A space for up to 30 students to take their learning outdoors is in the works for West Central Elementary after the school learned it has been awarded a $5,000 GOLD Grant by the Georgia Board of Education.

West Central sixth grade teacher Stephanie Lewis spearheaded the idea and the grant application that imagines a unique outdoor learning space.

The project plans to create an outdoor classroom for students from pre-K through sixth grade. Students will use the outdoor space to examine their world, investigate questions in all subject areas, and learn in a new environment, according to the grant application.

The space will also provide new experiences for West Central students, many of whom do not have access to many experiences outside of the classroom.

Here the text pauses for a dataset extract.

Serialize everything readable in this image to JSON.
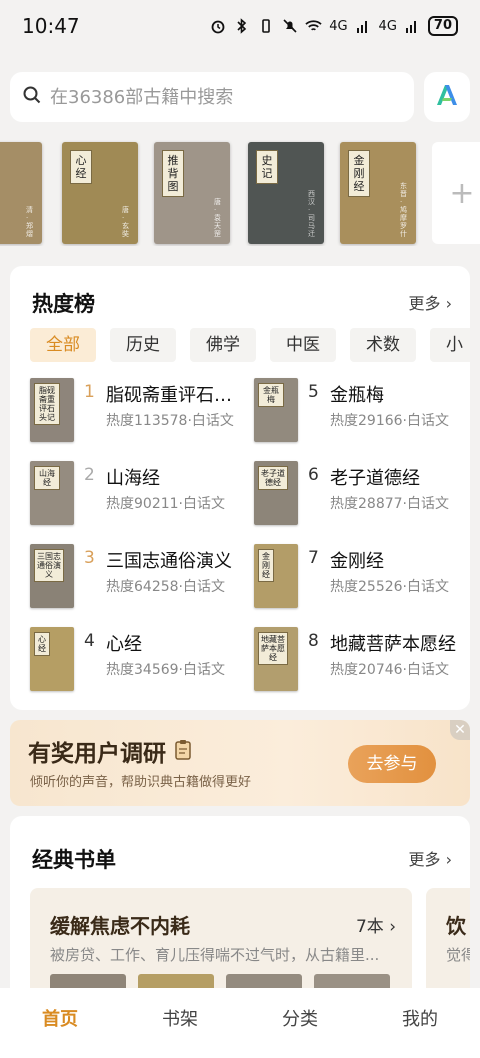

The outdoor learning area will also provide additional resources for teachers to make learning more hands-on and experiential.

“Receiving this outdoor classroom grant is a testament to our commitment to providing engaging learning experiences for all our students, and I am grateful to Mrs. Lewis for taking the initiative to apply for it,” West Central Principal Jennifer Uldrick says. “We are thrilled to create a dynamic outdoor space that will inspire curiosity, exploration, and a deep connection to the nature that surrounds us.”

GOLD (Georgia Outdoor Learning Demonstration) Grants are intended to increase opportunities for students to benefit from outdoor learning.

Per the grant application, the outdoor learning space will provide a workspace for 30 students to conduct labs and experiments and a whiteboard for teachers to lead labs and experiments.  The weather station will provide real-world data for students in first and fourth grade as they study weather.  The compost bin will provide hands-on opportunities for students to experience how matter decays.  The sundial will be used by students in primary grades to learn how to tell time and understand how time works.

“The West Central community looks forward to partnering with other organizations in our community to complete this project including a local scouting troop that will provide volunteer labor as part of an Eagle Scout project,” Lewis says. “We are also excited about finding ways for our students and parents to help make this project come to life.”